Assigned task: Exactly as shown, give the full listing again.

Supplied material:
BEGIN
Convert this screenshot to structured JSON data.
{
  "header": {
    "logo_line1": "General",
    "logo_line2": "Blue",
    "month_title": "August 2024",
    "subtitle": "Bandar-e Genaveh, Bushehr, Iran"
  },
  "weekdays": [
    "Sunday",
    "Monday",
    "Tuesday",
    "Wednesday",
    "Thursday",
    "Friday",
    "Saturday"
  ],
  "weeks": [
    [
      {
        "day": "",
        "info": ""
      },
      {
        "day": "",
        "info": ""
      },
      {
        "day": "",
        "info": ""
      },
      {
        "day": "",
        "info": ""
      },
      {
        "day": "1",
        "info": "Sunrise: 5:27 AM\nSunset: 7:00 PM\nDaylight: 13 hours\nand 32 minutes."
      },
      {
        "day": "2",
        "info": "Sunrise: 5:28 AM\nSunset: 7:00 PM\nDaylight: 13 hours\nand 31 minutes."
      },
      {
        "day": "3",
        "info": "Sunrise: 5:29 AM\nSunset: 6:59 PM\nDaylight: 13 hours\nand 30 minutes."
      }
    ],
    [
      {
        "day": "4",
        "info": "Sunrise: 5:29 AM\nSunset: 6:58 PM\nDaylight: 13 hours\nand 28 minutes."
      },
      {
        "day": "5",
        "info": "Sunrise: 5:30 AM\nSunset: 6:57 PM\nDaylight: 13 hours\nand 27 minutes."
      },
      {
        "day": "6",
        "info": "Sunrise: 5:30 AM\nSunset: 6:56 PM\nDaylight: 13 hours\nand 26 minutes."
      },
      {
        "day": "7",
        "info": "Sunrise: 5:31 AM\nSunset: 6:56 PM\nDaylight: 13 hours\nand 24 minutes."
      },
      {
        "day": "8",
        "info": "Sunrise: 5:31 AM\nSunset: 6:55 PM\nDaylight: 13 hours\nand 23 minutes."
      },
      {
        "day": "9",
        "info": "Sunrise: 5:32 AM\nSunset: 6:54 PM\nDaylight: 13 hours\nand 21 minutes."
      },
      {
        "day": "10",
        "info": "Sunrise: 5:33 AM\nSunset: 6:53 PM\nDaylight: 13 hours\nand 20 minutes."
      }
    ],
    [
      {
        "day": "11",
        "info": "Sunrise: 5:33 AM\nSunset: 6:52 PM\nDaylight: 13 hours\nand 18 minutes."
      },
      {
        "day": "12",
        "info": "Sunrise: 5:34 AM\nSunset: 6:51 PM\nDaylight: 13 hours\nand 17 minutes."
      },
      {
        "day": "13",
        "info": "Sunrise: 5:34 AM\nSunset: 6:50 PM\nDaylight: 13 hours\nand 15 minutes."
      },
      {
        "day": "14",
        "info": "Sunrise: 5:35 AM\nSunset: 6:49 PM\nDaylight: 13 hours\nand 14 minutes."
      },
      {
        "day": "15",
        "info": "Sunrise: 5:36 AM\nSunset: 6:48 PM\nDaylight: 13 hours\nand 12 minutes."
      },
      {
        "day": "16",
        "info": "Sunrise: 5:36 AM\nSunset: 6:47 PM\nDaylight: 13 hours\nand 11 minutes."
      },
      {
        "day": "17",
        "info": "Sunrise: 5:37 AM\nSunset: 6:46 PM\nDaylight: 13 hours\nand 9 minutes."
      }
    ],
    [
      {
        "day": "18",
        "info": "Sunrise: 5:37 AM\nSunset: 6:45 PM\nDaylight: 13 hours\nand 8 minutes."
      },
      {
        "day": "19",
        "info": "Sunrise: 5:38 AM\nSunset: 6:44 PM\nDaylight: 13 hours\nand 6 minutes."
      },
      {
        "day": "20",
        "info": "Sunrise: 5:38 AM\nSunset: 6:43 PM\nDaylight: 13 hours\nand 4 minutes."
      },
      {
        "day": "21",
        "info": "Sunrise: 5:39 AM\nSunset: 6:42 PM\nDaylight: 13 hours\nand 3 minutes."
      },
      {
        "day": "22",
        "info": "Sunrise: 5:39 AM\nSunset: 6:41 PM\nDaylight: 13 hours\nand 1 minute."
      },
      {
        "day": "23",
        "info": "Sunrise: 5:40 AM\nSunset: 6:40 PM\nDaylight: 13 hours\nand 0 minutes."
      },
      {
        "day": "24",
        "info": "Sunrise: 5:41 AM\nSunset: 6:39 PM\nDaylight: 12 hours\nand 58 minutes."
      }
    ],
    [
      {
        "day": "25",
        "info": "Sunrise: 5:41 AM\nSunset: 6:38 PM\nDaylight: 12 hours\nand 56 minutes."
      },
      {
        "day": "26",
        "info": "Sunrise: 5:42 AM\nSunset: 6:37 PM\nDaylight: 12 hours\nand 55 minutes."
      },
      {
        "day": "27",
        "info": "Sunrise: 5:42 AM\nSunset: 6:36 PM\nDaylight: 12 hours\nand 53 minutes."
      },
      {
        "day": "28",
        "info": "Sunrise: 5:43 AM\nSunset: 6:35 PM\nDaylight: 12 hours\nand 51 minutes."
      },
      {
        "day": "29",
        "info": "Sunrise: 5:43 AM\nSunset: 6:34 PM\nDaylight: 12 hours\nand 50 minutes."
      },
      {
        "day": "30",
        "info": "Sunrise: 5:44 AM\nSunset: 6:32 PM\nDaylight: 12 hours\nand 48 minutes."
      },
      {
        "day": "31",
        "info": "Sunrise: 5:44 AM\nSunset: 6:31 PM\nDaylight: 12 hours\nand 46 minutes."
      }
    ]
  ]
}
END
Solved exercise:
Convert this screenshot to structured JSON data.
{
  "header": {
    "logo_line1": "General",
    "logo_line2": "Blue",
    "month_title": "August 2024",
    "subtitle": "Bandar-e Genaveh, Bushehr, Iran"
  },
  "weekdays": [
    "Sunday",
    "Monday",
    "Tuesday",
    "Wednesday",
    "Thursday",
    "Friday",
    "Saturday"
  ],
  "weeks": [
    [
      {
        "day": "",
        "info": ""
      },
      {
        "day": "",
        "info": ""
      },
      {
        "day": "",
        "info": ""
      },
      {
        "day": "",
        "info": ""
      },
      {
        "day": "1",
        "info": "Sunrise: 5:27 AM\nSunset: 7:00 PM\nDaylight: 13 hours\nand 32 minutes."
      },
      {
        "day": "2",
        "info": "Sunrise: 5:28 AM\nSunset: 7:00 PM\nDaylight: 13 hours\nand 31 minutes."
      },
      {
        "day": "3",
        "info": "Sunrise: 5:29 AM\nSunset: 6:59 PM\nDaylight: 13 hours\nand 30 minutes."
      }
    ],
    [
      {
        "day": "4",
        "info": "Sunrise: 5:29 AM\nSunset: 6:58 PM\nDaylight: 13 hours\nand 28 minutes."
      },
      {
        "day": "5",
        "info": "Sunrise: 5:30 AM\nSunset: 6:57 PM\nDaylight: 13 hours\nand 27 minutes."
      },
      {
        "day": "6",
        "info": "Sunrise: 5:30 AM\nSunset: 6:56 PM\nDaylight: 13 hours\nand 26 minutes."
      },
      {
        "day": "7",
        "info": "Sunrise: 5:31 AM\nSunset: 6:56 PM\nDaylight: 13 hours\nand 24 minutes."
      },
      {
        "day": "8",
        "info": "Sunrise: 5:31 AM\nSunset: 6:55 PM\nDaylight: 13 hours\nand 23 minutes."
      },
      {
        "day": "9",
        "info": "Sunrise: 5:32 AM\nSunset: 6:54 PM\nDaylight: 13 hours\nand 21 minutes."
      },
      {
        "day": "10",
        "info": "Sunrise: 5:33 AM\nSunset: 6:53 PM\nDaylight: 13 hours\nand 20 minutes."
      }
    ],
    [
      {
        "day": "11",
        "info": "Sunrise: 5:33 AM\nSunset: 6:52 PM\nDaylight: 13 hours\nand 18 minutes."
      },
      {
        "day": "12",
        "info": "Sunrise: 5:34 AM\nSunset: 6:51 PM\nDaylight: 13 hours\nand 17 minutes."
      },
      {
        "day": "13",
        "info": "Sunrise: 5:34 AM\nSunset: 6:50 PM\nDaylight: 13 hours\nand 15 minutes."
      },
      {
        "day": "14",
        "info": "Sunrise: 5:35 AM\nSunset: 6:49 PM\nDaylight: 13 hours\nand 14 minutes."
      },
      {
        "day": "15",
        "info": "Sunrise: 5:36 AM\nSunset: 6:48 PM\nDaylight: 13 hours\nand 12 minutes."
      },
      {
        "day": "16",
        "info": "Sunrise: 5:36 AM\nSunset: 6:47 PM\nDaylight: 13 hours\nand 11 minutes."
      },
      {
        "day": "17",
        "info": "Sunrise: 5:37 AM\nSunset: 6:46 PM\nDaylight: 13 hours\nand 9 minutes."
      }
    ],
    [
      {
        "day": "18",
        "info": "Sunrise: 5:37 AM\nSunset: 6:45 PM\nDaylight: 13 hours\nand 8 minutes."
      },
      {
        "day": "19",
        "info": "Sunrise: 5:38 AM\nSunset: 6:44 PM\nDaylight: 13 hours\nand 6 minutes."
      },
      {
        "day": "20",
        "info": "Sunrise: 5:38 AM\nSunset: 6:43 PM\nDaylight: 13 hours\nand 4 minutes."
      },
      {
        "day": "21",
        "info": "Sunrise: 5:39 AM\nSunset: 6:42 PM\nDaylight: 13 hours\nand 3 minutes."
      },
      {
        "day": "22",
        "info": "Sunrise: 5:39 AM\nSunset: 6:41 PM\nDaylight: 13 hours\nand 1 minute."
      },
      {
        "day": "23",
        "info": "Sunrise: 5:40 AM\nSunset: 6:40 PM\nDaylight: 13 hours\nand 0 minutes."
      },
      {
        "day": "24",
        "info": "Sunrise: 5:41 AM\nSunset: 6:39 PM\nDaylight: 12 hours\nand 58 minutes."
      }
    ],
    [
      {
        "day": "25",
        "info": "Sunrise: 5:41 AM\nSunset: 6:38 PM\nDaylight: 12 hours\nand 56 minutes."
      },
      {
        "day": "26",
        "info": "Sunrise: 5:42 AM\nSunset: 6:37 PM\nDaylight: 12 hours\nand 55 minutes."
      },
      {
        "day": "27",
        "info": "Sunrise: 5:42 AM\nSunset: 6:36 PM\nDaylight: 12 hours\nand 53 minutes."
      },
      {
        "day": "28",
        "info": "Sunrise: 5:43 AM\nSunset: 6:35 PM\nDaylight: 12 hours\nand 51 minutes."
      },
      {
        "day": "29",
        "info": "Sunrise: 5:43 AM\nSunset: 6:34 PM\nDaylight: 12 hours\nand 50 minutes."
      },
      {
        "day": "30",
        "info": "Sunrise: 5:44 AM\nSunset: 6:32 PM\nDaylight: 12 hours\nand 48 minutes."
      },
      {
        "day": "31",
        "info": "Sunrise: 5:44 AM\nSunset: 6:31 PM\nDaylight: 12 hours\nand 46 minutes."
      }
    ]
  ]
}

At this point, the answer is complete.